Things could have been a lot worse. Ever since the hard disk on my Mac PowerBook G4 kicked the bucket last December -- taking my masters thesis and two years worth of presentations and notes with it -- I’ve been very careful about taking backups. I usually back up data on the uni and Belle computers every couple of days, important files on the PowerBook every week or so, and the rest of my files about once a month. Strongly recommend it (mum!).

While I’m at it I think I’ll use this chance to plug the Mac’s. The service I got when the disk packed it last year was awesome. It’s not unusual for hard disks to bury themselves, especially on laptops, but the Mac guys here in Osaka came and picked it up, replaced the disk, and had it back to me in three days over the Xmas holidays. They even replaced it with a new 60GB disk free of charge because they had run out of 40GB version! Highly recommend them.

I’m up at the lab since Tuesday evening for a three day BGM (Belle General Meeting). We have a party tonight and then the last day of the meeting is tomorrow. Will probably head back to Kyoto on Sunday. Off for a run before I start on the beers.

November 15, 2006


I was just using the Belle computers this morning trying to get some work done on my analysis. I wanted to wipe all my old files that start with "fp", so I tried to type
rm fp*

Except instead I ended up with
rm fp *

I'm awesome! At the time I was in the directory with all of my data files and the scripts which I use to run the analysis on them. I have an old backup from a few days ago in Osaka, but it's going to take a while to get everything back to where it was. I think I'll go for a commiseration beer.

October 25, 2006

Bottom Baryon Discovery

Congratulations to CDF on the discovery of the Sigma_b plus and the Sigma_b minus, the first baryons to contain a bottom (b)-quark.

In addition to the stable up (u) and down (d) quarks, which make up ordinary matter, there exist heavier unstable quarks named strange (s), charm (c), bottom (b) and top (t), which can be combined to make exotic particles that don’t occur naturally in the world around us. The Sigma_b plus (uub) is an exotic relative of the proton (uud), where the bottom quark has replaced the usual down quark. The Sigma_b minus contains a b-quark and two d-quarks, and is a relative of the less well-known Delta minus.

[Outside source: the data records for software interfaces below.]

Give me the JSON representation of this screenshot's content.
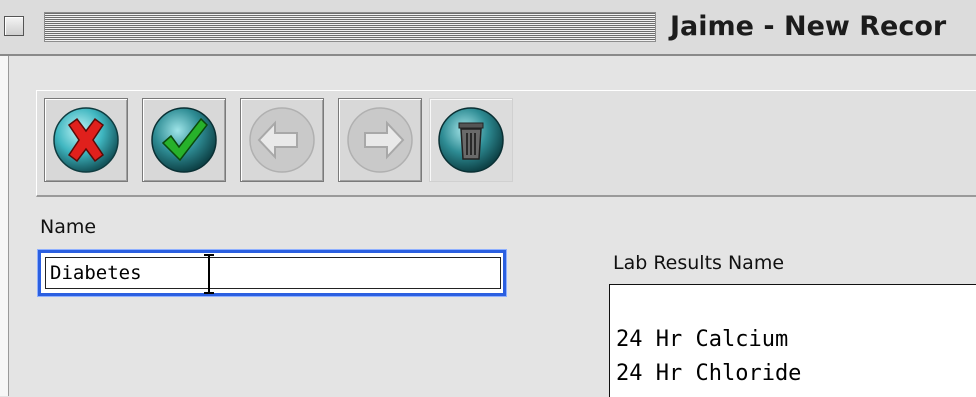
{
  "window": {
    "title": "Jaime - New Recor"
  },
  "toolbar": {
    "buttons": [
      {
        "name": "cancel",
        "icon": "red-x-icon",
        "enabled": true
      },
      {
        "name": "save",
        "icon": "green-check-icon",
        "enabled": true
      },
      {
        "name": "previous",
        "icon": "arrow-left-icon",
        "enabled": false
      },
      {
        "name": "next",
        "icon": "arrow-right-icon",
        "enabled": false
      },
      {
        "name": "delete",
        "icon": "trash-icon",
        "enabled": true
      }
    ]
  },
  "form": {
    "name_label": "Name",
    "name_value": "Diabetes",
    "lab_results_label": "Lab Results Name",
    "lab_results_items": [
      "",
      "24 Hr Calcium",
      "24 Hr Chloride"
    ]
  },
  "colors": {
    "focus_ring": "#2b5fe0",
    "cancel_red": "#e0201c",
    "save_green": "#27b12a",
    "button_teal": "#2e8c94"
  }
}
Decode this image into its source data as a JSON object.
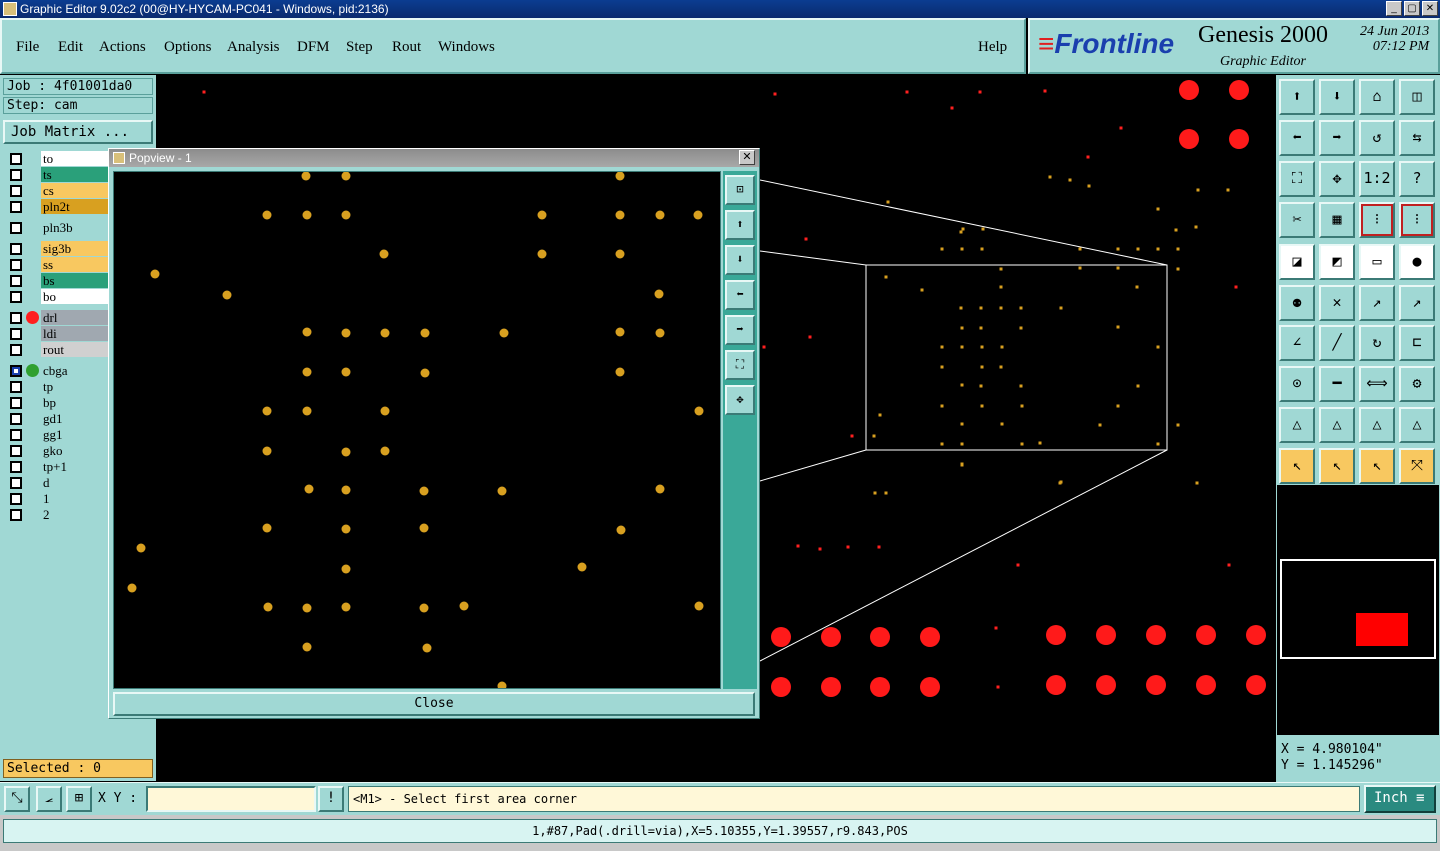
{
  "window": {
    "title": "Graphic Editor 9.02c2 (00@HY-HYCAM-PC041 - Windows, pid:2136)",
    "controls": [
      "_",
      "▢",
      "✕"
    ]
  },
  "menu": {
    "items": [
      "File",
      "Edit",
      "Actions",
      "Options",
      "Analysis",
      "DFM",
      "Step",
      "Rout",
      "Windows"
    ],
    "help": "Help"
  },
  "brand": {
    "logo": "Frontline",
    "product": "Genesis 2000",
    "subtitle": "Graphic Editor",
    "date": "24 Jun 2013",
    "time": "07:12 PM"
  },
  "job": {
    "job_label": "Job : 4f01001da0",
    "step_label": "Step: cam",
    "matrix_button": "Job Matrix ..."
  },
  "layers": [
    {
      "name": "to",
      "color": "#ffffff",
      "checked": false,
      "dot": ""
    },
    {
      "name": "ts",
      "color": "#2aa07a",
      "checked": false,
      "dot": ""
    },
    {
      "name": "cs",
      "color": "#f8c860",
      "checked": false,
      "dot": ""
    },
    {
      "name": "pln2t",
      "color": "#d8a020",
      "checked": false,
      "dot": ""
    },
    {
      "name": "pln3b",
      "color": "#a0d8d4",
      "checked": false,
      "dot": ""
    },
    {
      "name": "sig3b",
      "color": "#f8c860",
      "checked": false,
      "dot": ""
    },
    {
      "name": "ss",
      "color": "#f8c860",
      "checked": false,
      "dot": ""
    },
    {
      "name": "bs",
      "color": "#2aa07a",
      "checked": false,
      "dot": ""
    },
    {
      "name": "bo",
      "color": "#ffffff",
      "checked": false,
      "dot": ""
    },
    {
      "name": "drl",
      "color": "#a0a8b0",
      "checked": false,
      "dot": "#ff2020"
    },
    {
      "name": "ldi",
      "color": "#a0a8b0",
      "checked": false,
      "dot": ""
    },
    {
      "name": "rout",
      "color": "#d0d0d0",
      "checked": false,
      "dot": ""
    },
    {
      "name": "cbga",
      "color": "#a0d8d4",
      "checked": true,
      "dot": "#30a030"
    },
    {
      "name": "tp",
      "color": "#a0d8d4",
      "checked": false,
      "dot": ""
    },
    {
      "name": "bp",
      "color": "#a0d8d4",
      "checked": false,
      "dot": ""
    },
    {
      "name": "gd1",
      "color": "#a0d8d4",
      "checked": false,
      "dot": ""
    },
    {
      "name": "gg1",
      "color": "#a0d8d4",
      "checked": false,
      "dot": ""
    },
    {
      "name": "gko",
      "color": "#a0d8d4",
      "checked": false,
      "dot": ""
    },
    {
      "name": "tp+1",
      "color": "#a0d8d4",
      "checked": false,
      "dot": ""
    },
    {
      "name": "d",
      "color": "#a0d8d4",
      "checked": false,
      "dot": ""
    },
    {
      "name": "1",
      "color": "#a0d8d4",
      "checked": false,
      "dot": ""
    },
    {
      "name": "2",
      "color": "#a0d8d4",
      "checked": false,
      "dot": ""
    }
  ],
  "selected": "Selected : 0",
  "popview": {
    "title": "Popview - 1",
    "close_label": "Close"
  },
  "bottom": {
    "xy_label": "X Y :",
    "xy_value": "",
    "prompt": "<M1> - Select first area corner",
    "unit": "Inch",
    "status_line": "1,#87,Pad(.drill=via),X=5.10355,Y=1.39557,r9.843,POS"
  },
  "coords": {
    "x": "X = 4.980104\"",
    "y": "Y = 1.145296\""
  },
  "colors": {
    "panel": "#a0d8d4",
    "pad_gold": "#d8a020",
    "pad_red": "#ff1a1a"
  }
}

Tomasso has a good post on the discovery, where he shows the graph below of the mass distribution of the Sigma_b candidates they found, and there is also a good explanation of the discovery on the Physorg page, from where I borrowed the above diagram.